*SOURCE DATA:*
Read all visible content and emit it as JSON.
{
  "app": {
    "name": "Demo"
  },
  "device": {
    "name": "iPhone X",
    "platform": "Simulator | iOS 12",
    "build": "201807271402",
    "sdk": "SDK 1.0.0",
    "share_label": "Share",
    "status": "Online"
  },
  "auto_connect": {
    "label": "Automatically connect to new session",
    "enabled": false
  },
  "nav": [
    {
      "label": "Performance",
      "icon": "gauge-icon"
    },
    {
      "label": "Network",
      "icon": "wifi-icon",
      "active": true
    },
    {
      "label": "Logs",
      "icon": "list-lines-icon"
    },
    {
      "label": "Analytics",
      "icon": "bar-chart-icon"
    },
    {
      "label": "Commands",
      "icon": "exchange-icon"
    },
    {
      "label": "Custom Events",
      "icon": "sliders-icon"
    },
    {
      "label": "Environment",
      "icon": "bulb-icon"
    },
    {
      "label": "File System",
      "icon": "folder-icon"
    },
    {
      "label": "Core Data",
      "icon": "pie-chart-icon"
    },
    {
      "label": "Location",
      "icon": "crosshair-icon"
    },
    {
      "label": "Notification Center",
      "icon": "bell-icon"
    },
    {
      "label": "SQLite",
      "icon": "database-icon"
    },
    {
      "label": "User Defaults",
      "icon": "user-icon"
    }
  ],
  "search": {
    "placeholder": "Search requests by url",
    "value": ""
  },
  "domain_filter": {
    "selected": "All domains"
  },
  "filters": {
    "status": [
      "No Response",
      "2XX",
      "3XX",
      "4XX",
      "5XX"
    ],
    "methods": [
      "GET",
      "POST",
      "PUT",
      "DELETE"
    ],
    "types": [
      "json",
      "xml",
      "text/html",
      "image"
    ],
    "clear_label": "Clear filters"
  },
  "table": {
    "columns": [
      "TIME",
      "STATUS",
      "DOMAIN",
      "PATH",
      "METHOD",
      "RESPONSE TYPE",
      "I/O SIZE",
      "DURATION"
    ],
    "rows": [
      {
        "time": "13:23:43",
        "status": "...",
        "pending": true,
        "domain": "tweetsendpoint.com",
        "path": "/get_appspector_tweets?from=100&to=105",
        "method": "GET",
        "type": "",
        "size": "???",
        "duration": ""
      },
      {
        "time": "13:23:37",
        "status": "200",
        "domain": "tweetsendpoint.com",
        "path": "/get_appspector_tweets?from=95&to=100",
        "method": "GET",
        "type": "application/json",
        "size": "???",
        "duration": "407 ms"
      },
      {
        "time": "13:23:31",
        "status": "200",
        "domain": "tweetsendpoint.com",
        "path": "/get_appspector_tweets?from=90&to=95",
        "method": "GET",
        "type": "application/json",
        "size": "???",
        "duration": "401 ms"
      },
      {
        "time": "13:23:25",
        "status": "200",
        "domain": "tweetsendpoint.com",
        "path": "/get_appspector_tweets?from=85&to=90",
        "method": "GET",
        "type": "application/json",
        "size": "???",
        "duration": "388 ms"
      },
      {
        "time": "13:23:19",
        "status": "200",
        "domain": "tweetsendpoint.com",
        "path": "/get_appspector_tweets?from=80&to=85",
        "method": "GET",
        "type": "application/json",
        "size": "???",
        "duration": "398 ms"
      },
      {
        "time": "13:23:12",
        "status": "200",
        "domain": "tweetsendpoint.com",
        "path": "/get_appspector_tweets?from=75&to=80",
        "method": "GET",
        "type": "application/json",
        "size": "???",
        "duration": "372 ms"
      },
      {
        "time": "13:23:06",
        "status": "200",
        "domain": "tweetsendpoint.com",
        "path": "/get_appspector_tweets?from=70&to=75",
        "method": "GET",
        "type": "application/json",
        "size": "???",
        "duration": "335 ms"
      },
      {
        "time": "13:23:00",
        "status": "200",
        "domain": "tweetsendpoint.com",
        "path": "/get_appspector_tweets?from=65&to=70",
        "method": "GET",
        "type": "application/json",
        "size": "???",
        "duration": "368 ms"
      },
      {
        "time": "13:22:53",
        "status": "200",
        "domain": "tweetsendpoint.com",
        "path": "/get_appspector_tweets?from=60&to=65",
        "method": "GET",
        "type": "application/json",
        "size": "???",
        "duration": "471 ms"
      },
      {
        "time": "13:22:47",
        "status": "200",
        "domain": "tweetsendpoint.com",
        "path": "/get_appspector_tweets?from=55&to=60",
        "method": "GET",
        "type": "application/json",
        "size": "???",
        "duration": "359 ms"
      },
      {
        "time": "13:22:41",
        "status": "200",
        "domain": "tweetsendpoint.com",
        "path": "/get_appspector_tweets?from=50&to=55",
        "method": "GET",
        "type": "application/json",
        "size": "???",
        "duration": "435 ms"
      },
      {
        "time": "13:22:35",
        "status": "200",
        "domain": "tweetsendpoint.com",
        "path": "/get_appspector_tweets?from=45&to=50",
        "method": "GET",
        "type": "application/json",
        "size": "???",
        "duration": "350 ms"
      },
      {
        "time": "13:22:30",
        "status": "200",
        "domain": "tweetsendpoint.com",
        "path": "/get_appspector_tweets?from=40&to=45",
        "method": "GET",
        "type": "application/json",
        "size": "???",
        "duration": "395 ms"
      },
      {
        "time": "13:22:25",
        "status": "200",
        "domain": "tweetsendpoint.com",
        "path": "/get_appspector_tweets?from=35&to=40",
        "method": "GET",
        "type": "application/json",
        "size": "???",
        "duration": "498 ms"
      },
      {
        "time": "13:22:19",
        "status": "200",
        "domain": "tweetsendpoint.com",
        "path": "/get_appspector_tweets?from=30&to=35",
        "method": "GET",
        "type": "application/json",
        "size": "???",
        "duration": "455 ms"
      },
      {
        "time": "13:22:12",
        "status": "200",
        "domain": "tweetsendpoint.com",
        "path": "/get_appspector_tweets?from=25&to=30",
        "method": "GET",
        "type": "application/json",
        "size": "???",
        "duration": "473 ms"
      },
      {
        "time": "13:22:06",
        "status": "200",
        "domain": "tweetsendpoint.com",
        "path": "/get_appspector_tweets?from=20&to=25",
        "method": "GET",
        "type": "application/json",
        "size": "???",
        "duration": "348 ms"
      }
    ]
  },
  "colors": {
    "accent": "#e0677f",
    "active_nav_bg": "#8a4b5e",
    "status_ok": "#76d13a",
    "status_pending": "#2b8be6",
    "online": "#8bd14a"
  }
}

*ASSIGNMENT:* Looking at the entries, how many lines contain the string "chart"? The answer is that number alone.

*RESULT BELOW:* 2